━━━━━ INPUT ━━━━━

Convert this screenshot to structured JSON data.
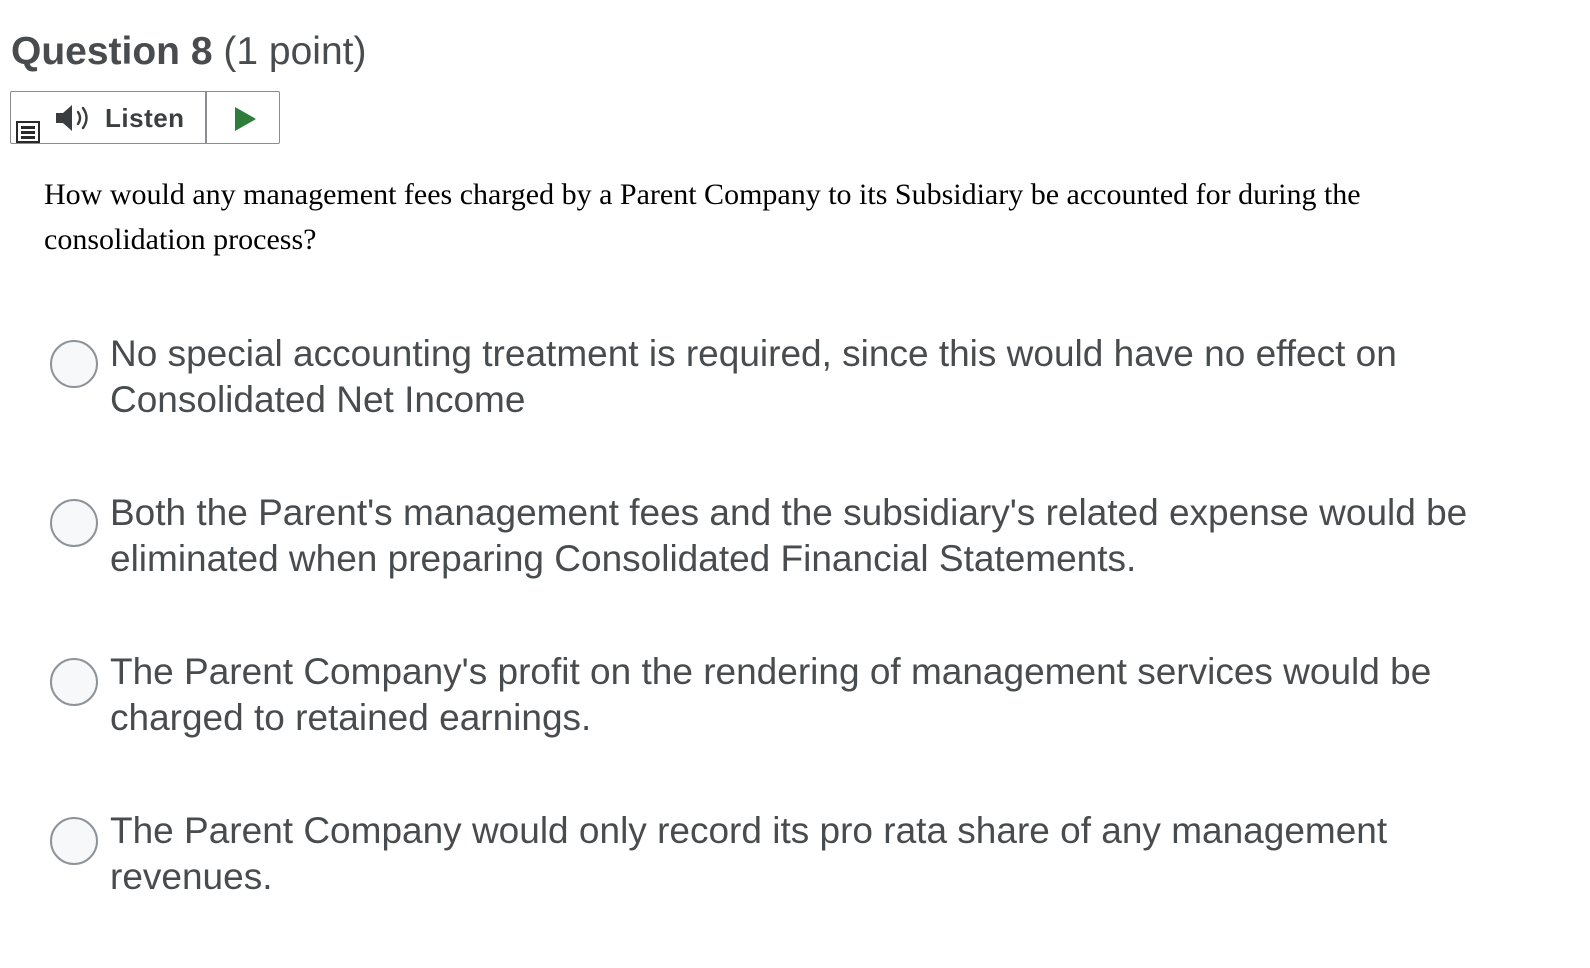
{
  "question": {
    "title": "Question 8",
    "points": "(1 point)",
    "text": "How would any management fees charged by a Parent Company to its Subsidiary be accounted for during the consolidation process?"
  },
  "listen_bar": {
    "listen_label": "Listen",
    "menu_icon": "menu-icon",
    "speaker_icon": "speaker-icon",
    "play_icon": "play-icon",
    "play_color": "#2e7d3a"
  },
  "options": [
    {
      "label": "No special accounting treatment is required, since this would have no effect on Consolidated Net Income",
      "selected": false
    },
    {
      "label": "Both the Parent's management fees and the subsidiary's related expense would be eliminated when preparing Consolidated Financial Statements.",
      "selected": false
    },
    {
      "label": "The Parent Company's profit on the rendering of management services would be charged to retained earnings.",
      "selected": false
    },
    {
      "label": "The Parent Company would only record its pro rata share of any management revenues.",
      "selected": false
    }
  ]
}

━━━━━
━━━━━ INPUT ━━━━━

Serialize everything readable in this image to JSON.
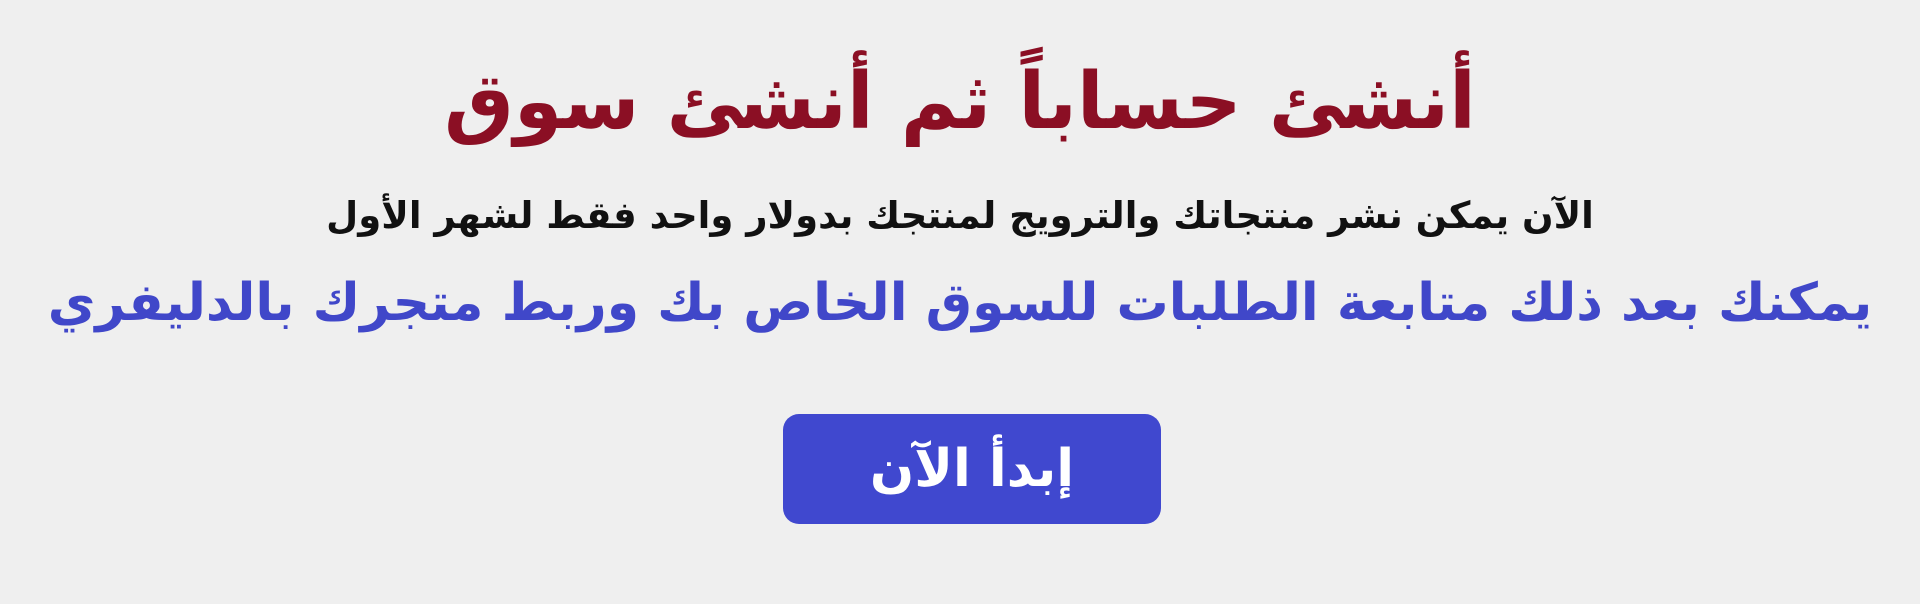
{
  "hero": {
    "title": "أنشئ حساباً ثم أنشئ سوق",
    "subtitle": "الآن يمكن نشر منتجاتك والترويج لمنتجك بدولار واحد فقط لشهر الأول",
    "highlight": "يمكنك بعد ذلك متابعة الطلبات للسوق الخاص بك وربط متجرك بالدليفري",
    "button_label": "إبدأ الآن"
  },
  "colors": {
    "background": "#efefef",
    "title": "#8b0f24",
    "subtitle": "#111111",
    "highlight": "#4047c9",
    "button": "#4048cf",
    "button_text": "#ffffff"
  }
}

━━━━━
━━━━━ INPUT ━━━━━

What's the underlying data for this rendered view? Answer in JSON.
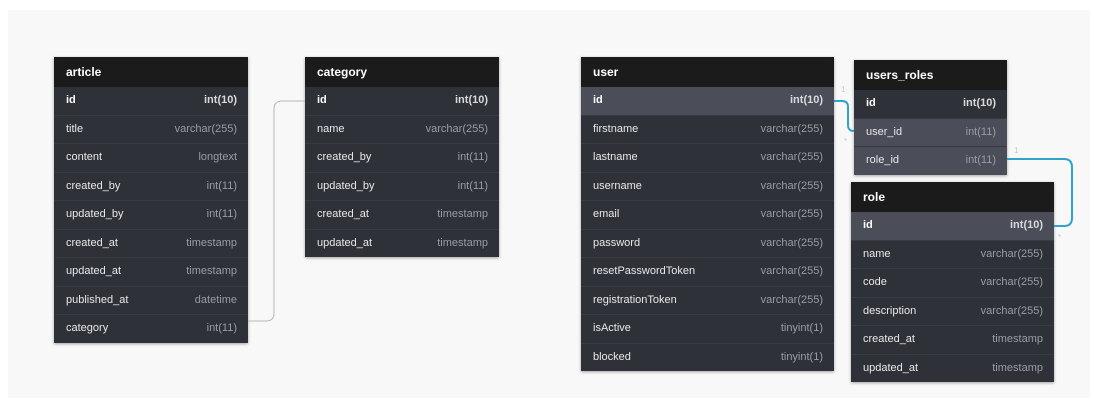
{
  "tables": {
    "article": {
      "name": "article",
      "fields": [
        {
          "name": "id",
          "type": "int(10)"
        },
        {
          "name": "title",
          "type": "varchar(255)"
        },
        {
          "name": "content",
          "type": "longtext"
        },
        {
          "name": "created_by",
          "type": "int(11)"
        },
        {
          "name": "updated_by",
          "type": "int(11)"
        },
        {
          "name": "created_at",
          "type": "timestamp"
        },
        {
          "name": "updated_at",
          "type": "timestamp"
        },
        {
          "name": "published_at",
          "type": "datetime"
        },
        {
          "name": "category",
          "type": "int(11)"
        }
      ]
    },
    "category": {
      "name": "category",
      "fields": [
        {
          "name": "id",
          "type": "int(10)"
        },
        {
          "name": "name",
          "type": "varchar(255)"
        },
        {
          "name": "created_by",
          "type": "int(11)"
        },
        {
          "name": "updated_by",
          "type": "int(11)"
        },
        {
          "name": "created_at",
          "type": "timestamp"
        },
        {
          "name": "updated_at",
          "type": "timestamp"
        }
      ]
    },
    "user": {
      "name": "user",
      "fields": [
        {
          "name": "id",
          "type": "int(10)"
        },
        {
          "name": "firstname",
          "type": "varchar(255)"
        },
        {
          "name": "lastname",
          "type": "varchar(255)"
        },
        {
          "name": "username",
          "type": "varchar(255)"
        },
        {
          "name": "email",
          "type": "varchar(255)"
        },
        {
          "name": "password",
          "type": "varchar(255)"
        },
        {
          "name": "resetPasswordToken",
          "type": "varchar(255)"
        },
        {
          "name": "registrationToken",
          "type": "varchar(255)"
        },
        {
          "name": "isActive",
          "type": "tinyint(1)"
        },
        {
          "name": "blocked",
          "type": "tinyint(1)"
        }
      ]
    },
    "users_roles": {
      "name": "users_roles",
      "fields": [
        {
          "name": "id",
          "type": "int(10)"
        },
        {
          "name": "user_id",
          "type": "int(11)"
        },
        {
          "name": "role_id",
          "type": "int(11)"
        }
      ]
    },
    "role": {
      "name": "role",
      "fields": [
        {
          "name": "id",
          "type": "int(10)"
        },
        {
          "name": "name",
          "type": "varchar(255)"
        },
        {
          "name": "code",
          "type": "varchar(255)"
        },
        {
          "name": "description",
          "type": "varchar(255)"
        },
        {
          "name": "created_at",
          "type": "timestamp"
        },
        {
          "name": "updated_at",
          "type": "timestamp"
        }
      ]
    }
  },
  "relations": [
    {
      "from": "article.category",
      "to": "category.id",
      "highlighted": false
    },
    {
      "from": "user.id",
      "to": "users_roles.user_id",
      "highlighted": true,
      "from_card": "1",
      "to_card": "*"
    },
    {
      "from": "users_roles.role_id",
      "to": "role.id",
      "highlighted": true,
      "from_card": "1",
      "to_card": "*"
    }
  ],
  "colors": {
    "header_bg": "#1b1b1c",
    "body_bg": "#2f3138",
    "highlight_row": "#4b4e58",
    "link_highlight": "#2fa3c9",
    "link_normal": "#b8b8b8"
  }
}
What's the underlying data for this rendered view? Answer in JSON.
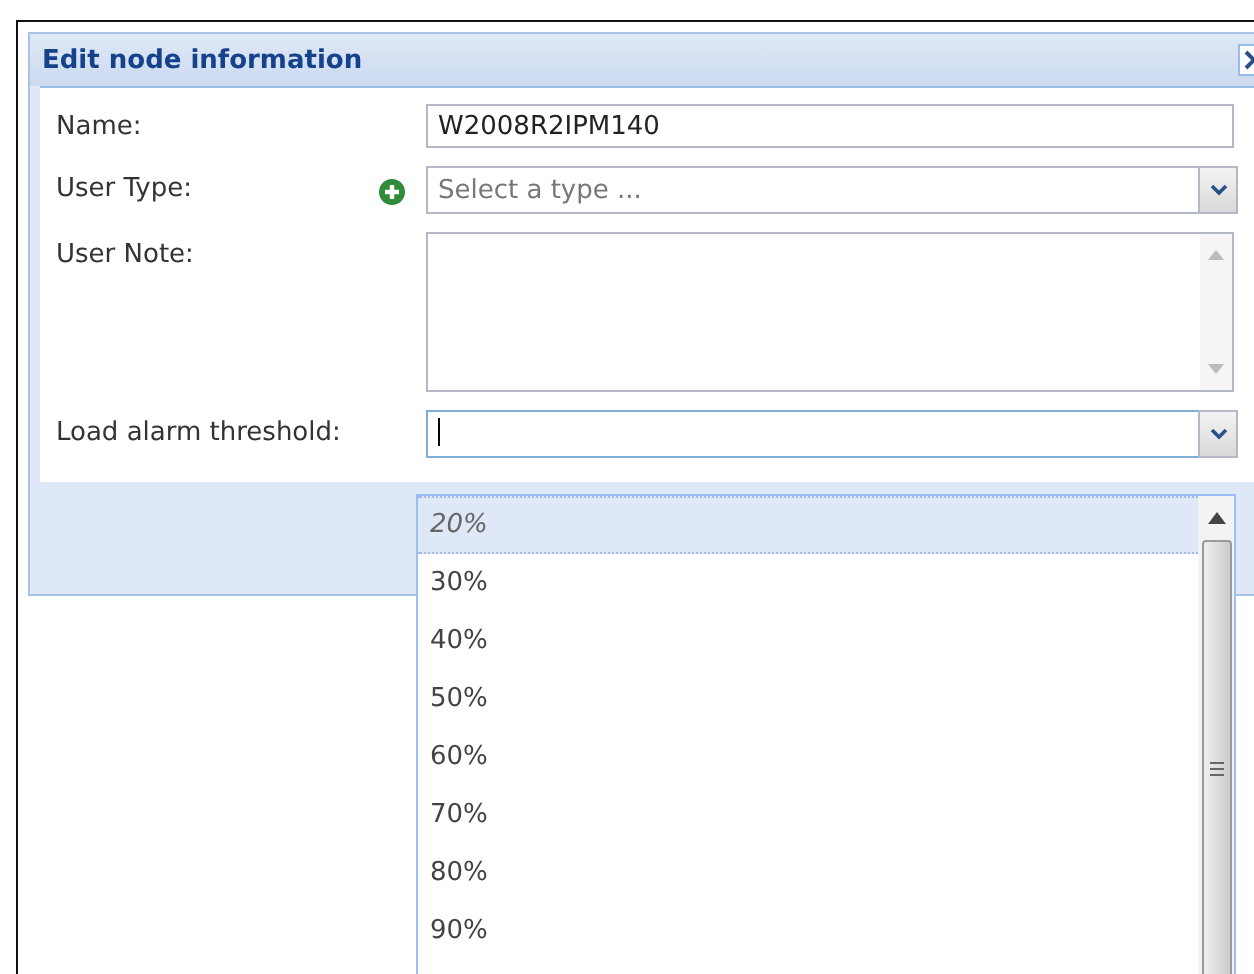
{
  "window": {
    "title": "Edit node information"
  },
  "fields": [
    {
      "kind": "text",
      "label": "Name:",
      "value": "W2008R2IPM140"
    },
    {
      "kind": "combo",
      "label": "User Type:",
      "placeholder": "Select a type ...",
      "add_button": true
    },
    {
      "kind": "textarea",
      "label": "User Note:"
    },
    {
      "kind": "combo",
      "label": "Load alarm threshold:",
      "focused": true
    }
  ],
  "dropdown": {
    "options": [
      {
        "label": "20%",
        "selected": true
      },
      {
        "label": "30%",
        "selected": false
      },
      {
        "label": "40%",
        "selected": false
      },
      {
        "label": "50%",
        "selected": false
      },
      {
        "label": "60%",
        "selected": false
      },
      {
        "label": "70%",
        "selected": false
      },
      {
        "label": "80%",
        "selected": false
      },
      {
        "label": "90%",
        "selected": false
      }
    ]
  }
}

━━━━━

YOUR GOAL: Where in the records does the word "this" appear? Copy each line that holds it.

TASK OUTPUT:
Convert this screenshot to structured JSON data.
      "label": "No special accounting treatment is required, since this would have no effect on Consolidated Net Income",
Serialize everything readable in this image to JSON.
What's the underlying data for this rendered view? Answer in JSON.
What's the underlying data for this rendered view? Answer in JSON.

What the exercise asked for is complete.